[Start of Attachment]

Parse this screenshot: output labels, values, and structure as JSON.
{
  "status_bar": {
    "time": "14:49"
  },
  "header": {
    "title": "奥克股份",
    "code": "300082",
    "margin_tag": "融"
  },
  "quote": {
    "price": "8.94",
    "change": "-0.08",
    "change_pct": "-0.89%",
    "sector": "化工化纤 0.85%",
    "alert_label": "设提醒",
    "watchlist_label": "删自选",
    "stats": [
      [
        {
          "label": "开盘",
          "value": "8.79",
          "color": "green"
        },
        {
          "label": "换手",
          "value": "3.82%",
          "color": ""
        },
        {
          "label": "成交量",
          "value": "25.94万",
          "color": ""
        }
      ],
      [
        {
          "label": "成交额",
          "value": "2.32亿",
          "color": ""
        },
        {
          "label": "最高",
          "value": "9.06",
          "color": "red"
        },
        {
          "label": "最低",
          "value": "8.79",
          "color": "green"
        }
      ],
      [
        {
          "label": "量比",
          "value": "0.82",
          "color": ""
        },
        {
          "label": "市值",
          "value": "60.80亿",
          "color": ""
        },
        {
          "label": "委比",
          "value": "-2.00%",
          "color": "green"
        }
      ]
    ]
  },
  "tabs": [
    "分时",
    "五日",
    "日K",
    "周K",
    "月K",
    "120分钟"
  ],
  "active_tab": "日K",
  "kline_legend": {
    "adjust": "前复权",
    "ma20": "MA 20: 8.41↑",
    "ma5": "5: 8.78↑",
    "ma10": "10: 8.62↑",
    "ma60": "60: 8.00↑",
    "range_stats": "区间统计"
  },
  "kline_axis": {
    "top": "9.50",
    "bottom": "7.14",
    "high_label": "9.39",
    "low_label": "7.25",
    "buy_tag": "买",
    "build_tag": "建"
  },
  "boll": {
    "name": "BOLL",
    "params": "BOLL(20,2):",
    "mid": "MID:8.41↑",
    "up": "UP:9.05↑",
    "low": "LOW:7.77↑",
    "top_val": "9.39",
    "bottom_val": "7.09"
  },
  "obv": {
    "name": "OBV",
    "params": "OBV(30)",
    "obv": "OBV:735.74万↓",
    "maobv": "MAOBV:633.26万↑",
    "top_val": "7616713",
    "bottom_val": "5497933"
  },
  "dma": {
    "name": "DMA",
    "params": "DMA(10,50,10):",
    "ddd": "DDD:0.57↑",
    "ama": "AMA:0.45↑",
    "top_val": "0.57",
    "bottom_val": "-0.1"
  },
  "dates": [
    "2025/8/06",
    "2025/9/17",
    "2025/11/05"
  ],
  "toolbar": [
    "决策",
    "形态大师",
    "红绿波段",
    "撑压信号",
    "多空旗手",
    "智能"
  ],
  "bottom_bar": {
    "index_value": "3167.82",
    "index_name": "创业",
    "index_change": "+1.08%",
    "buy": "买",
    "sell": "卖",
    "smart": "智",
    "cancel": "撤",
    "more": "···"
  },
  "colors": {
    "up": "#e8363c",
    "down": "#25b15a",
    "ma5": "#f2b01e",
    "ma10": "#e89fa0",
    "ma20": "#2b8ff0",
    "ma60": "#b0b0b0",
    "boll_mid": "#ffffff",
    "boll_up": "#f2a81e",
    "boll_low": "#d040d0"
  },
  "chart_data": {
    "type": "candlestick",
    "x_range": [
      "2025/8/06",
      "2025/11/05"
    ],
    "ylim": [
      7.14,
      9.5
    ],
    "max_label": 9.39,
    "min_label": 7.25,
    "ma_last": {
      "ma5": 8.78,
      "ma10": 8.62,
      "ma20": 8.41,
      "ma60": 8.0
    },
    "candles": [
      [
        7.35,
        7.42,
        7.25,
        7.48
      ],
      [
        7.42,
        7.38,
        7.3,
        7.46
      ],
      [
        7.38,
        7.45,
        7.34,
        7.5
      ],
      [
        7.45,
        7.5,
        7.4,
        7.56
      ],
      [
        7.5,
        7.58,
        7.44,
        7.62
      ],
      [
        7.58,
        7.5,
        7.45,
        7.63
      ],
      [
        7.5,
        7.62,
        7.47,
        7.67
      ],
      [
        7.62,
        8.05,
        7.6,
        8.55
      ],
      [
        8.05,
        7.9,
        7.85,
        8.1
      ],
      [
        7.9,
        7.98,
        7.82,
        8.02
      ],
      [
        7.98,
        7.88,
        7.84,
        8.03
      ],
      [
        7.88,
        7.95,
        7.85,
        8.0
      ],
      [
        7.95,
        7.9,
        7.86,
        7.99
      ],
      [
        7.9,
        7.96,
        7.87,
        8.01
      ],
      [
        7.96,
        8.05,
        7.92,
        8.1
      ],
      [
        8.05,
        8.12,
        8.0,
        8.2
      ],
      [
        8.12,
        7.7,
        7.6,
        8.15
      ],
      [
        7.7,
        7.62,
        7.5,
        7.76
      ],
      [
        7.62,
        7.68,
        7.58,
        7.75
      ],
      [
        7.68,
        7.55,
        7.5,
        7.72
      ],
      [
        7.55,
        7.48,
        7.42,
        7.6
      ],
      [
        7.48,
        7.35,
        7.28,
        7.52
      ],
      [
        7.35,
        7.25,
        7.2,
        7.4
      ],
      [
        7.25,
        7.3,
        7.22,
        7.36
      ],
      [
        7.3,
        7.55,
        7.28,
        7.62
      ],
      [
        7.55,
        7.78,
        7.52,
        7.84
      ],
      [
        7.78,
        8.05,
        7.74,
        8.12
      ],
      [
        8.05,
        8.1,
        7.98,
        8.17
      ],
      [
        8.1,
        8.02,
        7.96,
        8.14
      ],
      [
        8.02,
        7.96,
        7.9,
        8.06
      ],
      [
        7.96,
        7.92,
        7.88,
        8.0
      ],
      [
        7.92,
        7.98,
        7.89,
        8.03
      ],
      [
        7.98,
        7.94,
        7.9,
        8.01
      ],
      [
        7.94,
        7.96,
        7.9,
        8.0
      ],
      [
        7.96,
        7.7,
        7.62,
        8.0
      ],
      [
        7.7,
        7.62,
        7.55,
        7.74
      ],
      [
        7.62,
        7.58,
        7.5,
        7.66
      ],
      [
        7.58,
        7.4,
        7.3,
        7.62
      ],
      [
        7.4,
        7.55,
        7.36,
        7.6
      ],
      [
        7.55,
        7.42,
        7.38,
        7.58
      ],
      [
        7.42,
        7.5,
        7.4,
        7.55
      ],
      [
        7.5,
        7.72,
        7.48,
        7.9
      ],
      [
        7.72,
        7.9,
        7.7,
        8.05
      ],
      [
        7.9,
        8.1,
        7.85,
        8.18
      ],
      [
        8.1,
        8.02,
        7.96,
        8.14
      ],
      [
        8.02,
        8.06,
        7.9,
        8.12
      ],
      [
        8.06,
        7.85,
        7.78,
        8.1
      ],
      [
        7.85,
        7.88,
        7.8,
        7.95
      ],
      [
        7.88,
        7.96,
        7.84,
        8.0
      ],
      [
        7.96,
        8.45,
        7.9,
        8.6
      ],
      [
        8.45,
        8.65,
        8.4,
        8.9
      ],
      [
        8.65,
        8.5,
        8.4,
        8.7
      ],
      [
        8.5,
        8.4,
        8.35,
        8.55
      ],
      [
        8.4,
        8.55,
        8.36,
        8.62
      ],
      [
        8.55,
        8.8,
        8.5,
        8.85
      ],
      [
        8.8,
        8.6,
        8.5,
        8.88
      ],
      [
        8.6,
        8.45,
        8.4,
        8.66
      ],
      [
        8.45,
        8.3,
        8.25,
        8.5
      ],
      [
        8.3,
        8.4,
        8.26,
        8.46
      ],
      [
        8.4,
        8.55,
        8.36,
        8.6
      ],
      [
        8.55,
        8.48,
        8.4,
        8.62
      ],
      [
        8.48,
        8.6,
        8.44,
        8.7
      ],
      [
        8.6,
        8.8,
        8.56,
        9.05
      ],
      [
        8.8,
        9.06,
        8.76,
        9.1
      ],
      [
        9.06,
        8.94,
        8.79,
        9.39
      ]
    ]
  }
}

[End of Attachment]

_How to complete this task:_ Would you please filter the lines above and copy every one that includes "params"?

_Exercise response:_
    "params": "BOLL(20,2):",
    "params": "OBV(30)",
    "params": "DMA(10,50,10):",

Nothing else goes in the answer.